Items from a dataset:
= Beginning of Section =

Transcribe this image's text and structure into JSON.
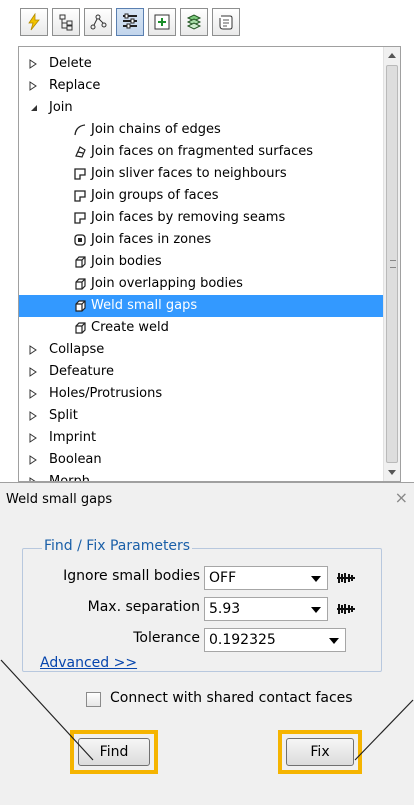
{
  "toolbar": {
    "tabs": [
      {
        "icon": "lightning-icon"
      },
      {
        "icon": "hierarchy-icon"
      },
      {
        "icon": "network-icon"
      },
      {
        "icon": "settings-list-icon"
      },
      {
        "icon": "add-frame-icon"
      },
      {
        "icon": "layers-icon"
      },
      {
        "icon": "script-icon"
      }
    ]
  },
  "tree": {
    "categories_top": [
      {
        "label": "Delete"
      },
      {
        "label": "Replace"
      },
      {
        "label": "Join"
      }
    ],
    "join_children": [
      {
        "label": "Join chains of edges",
        "icon": "edge-chain-icon"
      },
      {
        "label": "Join faces on fragmented surfaces",
        "icon": "fragment-faces-icon"
      },
      {
        "label": "Join sliver faces to neighbours",
        "icon": "face-join-icon"
      },
      {
        "label": "Join groups of faces",
        "icon": "face-join-icon"
      },
      {
        "label": "Join faces by removing seams",
        "icon": "face-join-icon"
      },
      {
        "label": "Join faces in zones",
        "icon": "zone-faces-icon"
      },
      {
        "label": "Join bodies",
        "icon": "body-icon"
      },
      {
        "label": "Join overlapping bodies",
        "icon": "body-icon"
      },
      {
        "label": "Weld small gaps",
        "icon": "body-icon",
        "selected": true
      },
      {
        "label": "Create weld",
        "icon": "body-icon"
      }
    ],
    "categories_bottom": [
      {
        "label": "Collapse"
      },
      {
        "label": "Defeature"
      },
      {
        "label": "Holes/Protrusions"
      },
      {
        "label": "Split"
      },
      {
        "label": "Imprint"
      },
      {
        "label": "Boolean"
      },
      {
        "label": "Morph"
      }
    ]
  },
  "panel": {
    "title": "Weld small gaps",
    "close": "×",
    "group_title": "Find / Fix Parameters",
    "ignore_label": "Ignore small bodies",
    "ignore_value": "OFF",
    "maxsep_label": "Max. separation",
    "maxsep_value": "5.93",
    "tol_label": "Tolerance",
    "tol_value": "0.192325",
    "advanced": "Advanced >>",
    "connect_label": "Connect with shared contact faces",
    "find": "Find",
    "fix": "Fix"
  },
  "colors": {
    "selection": "#3399ff",
    "highlight": "#f5b400",
    "group_title": "#1a5fa8",
    "link": "#0645ad"
  }
}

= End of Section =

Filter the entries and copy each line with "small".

■ TASK RESPONSE ■
        "label": "Weld small gaps",
    "title": "Weld small gaps",
    "ignore_label": "Ignore small bodies",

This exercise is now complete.